■ **PROBLEM**: Return every line below in which "License" appears.

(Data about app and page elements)
========================

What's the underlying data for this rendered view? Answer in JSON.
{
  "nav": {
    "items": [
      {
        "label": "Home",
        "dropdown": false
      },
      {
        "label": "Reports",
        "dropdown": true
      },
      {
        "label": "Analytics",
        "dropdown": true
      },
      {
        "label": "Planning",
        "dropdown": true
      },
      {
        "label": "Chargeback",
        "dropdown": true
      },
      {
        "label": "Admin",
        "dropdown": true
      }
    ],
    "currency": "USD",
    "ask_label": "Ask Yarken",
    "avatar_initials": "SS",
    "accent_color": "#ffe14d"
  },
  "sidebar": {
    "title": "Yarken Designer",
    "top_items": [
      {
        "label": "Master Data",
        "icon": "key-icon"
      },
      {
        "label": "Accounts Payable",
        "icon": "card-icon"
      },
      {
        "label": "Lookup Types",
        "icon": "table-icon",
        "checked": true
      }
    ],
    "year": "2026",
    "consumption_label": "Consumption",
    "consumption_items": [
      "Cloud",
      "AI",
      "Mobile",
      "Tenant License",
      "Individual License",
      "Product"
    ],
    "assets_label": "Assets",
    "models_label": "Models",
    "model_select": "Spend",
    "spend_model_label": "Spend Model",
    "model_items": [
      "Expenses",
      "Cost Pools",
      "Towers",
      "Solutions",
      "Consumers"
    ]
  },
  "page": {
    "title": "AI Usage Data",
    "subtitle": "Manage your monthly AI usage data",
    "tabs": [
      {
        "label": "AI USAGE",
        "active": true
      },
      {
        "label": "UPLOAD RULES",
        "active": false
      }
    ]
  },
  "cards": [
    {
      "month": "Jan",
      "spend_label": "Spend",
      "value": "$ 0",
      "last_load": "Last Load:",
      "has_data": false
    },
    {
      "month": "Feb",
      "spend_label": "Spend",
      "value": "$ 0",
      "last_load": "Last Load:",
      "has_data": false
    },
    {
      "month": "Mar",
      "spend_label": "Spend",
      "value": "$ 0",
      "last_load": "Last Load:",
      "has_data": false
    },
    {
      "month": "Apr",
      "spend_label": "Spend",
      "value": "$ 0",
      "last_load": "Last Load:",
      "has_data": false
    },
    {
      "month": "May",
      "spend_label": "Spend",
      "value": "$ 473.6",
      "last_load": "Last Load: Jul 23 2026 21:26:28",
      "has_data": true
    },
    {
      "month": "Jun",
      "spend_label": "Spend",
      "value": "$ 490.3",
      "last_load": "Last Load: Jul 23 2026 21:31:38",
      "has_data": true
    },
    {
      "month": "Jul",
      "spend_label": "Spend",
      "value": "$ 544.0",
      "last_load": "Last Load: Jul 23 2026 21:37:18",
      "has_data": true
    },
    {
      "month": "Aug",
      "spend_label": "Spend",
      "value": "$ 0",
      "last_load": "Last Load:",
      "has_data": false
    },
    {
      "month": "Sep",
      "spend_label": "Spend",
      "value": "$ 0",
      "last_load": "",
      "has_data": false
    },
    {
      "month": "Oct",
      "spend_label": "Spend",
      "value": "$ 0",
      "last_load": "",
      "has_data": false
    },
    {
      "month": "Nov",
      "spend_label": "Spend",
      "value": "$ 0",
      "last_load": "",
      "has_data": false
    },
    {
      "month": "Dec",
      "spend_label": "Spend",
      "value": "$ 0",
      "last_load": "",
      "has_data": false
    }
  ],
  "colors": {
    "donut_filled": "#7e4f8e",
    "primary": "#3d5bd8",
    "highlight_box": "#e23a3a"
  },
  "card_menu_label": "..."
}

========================

■ **SOLUTION TO THE EXERCISE**:
      "Tenant License",
      "Individual License",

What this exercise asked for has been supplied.